If you are lucky the deer will bed down again and hopefully expire in that location. If you find yourself not finding blood anymore, you can start making circles around the last blood, slowly making the circles bigger each time.

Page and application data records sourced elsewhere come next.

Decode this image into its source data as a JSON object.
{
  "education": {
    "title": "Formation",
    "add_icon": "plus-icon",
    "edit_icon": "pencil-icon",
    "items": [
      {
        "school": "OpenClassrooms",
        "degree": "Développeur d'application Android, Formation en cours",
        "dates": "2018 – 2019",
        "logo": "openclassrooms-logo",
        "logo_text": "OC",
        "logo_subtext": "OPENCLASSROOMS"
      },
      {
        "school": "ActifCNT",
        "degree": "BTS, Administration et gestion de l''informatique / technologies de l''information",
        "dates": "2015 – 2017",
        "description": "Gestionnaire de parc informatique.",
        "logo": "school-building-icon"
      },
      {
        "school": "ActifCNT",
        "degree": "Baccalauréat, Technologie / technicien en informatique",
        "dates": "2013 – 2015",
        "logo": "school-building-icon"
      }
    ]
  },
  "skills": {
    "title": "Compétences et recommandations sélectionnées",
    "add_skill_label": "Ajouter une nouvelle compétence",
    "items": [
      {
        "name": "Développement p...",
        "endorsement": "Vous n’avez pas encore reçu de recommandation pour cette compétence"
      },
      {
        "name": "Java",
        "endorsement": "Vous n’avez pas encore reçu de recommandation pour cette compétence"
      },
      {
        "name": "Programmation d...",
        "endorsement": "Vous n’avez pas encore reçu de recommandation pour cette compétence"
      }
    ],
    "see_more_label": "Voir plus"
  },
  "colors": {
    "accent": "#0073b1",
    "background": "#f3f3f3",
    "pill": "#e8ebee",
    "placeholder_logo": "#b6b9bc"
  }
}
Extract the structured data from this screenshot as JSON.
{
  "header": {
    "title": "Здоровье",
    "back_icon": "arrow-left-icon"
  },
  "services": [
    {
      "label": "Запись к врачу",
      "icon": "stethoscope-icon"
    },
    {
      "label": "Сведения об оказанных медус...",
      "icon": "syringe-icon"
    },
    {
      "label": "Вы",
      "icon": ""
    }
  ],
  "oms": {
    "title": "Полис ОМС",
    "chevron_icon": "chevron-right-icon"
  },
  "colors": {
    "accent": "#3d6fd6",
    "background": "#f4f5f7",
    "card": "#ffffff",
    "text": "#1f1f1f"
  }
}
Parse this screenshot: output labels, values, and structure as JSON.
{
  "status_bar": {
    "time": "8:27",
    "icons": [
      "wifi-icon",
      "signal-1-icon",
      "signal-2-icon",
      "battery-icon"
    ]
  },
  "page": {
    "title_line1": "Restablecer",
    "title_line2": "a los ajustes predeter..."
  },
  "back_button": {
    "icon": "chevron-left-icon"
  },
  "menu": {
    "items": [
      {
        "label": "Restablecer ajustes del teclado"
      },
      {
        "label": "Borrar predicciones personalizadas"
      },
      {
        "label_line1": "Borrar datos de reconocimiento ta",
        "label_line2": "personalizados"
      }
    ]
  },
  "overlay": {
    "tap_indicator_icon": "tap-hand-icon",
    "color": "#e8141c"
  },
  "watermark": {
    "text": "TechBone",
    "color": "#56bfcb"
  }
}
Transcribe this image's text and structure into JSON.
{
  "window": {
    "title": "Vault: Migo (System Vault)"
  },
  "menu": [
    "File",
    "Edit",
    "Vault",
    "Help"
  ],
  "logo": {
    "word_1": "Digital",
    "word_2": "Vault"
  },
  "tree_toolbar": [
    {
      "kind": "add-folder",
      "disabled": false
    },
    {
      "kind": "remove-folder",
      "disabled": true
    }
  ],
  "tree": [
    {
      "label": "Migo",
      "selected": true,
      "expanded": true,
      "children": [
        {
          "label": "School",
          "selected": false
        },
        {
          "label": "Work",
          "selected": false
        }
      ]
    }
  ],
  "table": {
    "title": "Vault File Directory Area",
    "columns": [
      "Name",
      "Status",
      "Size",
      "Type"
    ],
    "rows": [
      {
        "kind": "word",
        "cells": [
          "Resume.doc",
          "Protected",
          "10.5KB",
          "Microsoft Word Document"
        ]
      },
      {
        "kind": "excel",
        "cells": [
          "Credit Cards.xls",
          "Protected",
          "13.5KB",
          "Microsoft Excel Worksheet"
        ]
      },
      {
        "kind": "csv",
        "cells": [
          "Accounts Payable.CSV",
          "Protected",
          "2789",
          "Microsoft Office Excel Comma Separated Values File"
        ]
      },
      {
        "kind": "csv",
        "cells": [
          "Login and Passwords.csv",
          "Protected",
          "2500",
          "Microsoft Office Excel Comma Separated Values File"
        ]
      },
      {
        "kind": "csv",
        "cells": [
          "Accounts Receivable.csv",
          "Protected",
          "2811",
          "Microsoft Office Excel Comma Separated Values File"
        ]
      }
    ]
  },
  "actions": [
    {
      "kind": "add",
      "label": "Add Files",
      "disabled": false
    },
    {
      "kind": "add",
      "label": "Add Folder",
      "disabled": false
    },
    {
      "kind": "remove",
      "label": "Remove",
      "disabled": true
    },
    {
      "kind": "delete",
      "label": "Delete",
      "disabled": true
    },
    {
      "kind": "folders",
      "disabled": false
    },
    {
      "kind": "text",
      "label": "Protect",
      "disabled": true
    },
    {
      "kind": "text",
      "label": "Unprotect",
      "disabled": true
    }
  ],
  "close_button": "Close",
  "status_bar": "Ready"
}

You also can call for a tracking dog. These are certified tracking dogs that are trained to track deer based on the scent the deer leaves as it walks/runs. In New York, tracking dog handlers cannot charge for their services but hunters are encouraged to tip them.